What you will do
Go through the entries and count the lines with the string "ProductTagId" in them. Give only that number.

*** Exercise inputs ***

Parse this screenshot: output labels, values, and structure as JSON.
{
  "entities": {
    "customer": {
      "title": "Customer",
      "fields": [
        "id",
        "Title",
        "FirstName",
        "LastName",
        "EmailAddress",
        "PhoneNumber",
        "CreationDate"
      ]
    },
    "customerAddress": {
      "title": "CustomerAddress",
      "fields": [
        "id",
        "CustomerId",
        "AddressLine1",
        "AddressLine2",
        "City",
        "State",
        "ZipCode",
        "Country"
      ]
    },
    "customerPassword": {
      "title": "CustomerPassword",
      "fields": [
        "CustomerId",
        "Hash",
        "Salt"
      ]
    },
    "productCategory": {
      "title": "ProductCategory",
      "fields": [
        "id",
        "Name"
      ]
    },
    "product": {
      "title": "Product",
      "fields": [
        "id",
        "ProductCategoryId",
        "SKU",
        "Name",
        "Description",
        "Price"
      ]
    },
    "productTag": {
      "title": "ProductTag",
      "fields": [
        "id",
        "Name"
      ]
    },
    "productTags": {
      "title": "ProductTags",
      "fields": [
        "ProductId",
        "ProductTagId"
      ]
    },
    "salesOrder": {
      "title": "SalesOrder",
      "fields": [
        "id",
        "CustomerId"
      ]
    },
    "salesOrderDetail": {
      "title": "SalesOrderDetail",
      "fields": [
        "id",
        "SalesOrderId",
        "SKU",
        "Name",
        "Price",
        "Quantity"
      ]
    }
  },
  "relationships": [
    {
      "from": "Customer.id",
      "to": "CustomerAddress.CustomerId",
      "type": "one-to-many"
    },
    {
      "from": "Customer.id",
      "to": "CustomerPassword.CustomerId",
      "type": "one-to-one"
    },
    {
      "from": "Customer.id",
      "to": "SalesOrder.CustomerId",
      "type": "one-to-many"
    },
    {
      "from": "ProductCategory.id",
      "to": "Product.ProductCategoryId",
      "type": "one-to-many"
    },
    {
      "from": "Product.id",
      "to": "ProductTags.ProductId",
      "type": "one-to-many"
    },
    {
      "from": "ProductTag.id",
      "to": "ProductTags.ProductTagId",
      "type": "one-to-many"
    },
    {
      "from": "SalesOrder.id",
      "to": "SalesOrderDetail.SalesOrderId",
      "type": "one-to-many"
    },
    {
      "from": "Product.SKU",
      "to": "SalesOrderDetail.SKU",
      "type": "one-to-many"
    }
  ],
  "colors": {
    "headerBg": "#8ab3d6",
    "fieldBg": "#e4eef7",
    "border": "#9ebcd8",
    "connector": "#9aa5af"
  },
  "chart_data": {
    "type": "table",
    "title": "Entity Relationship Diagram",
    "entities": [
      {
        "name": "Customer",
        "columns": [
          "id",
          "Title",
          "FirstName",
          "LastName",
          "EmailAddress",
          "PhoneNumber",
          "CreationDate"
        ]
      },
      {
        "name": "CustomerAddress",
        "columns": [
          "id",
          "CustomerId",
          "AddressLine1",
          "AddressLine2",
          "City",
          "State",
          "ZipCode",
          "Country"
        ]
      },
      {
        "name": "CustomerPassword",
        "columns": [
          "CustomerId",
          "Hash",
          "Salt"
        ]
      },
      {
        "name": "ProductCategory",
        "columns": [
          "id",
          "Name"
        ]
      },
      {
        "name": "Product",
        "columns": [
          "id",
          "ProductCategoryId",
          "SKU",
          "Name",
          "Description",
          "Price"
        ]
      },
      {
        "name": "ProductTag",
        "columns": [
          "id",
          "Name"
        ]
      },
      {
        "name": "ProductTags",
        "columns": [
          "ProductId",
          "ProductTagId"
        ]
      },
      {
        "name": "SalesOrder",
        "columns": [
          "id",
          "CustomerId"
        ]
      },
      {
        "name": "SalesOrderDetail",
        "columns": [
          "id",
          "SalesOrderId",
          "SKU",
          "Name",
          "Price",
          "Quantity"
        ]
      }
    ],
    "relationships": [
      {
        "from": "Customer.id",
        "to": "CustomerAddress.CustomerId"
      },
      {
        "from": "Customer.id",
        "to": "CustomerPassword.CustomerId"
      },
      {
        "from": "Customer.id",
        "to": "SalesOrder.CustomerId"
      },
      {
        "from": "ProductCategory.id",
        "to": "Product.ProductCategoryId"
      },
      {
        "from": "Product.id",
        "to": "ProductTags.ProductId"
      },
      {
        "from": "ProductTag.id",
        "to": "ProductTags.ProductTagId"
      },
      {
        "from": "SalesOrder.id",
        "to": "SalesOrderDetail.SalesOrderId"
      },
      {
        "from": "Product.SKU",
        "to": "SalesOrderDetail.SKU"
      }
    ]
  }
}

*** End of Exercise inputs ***

Problem solution
4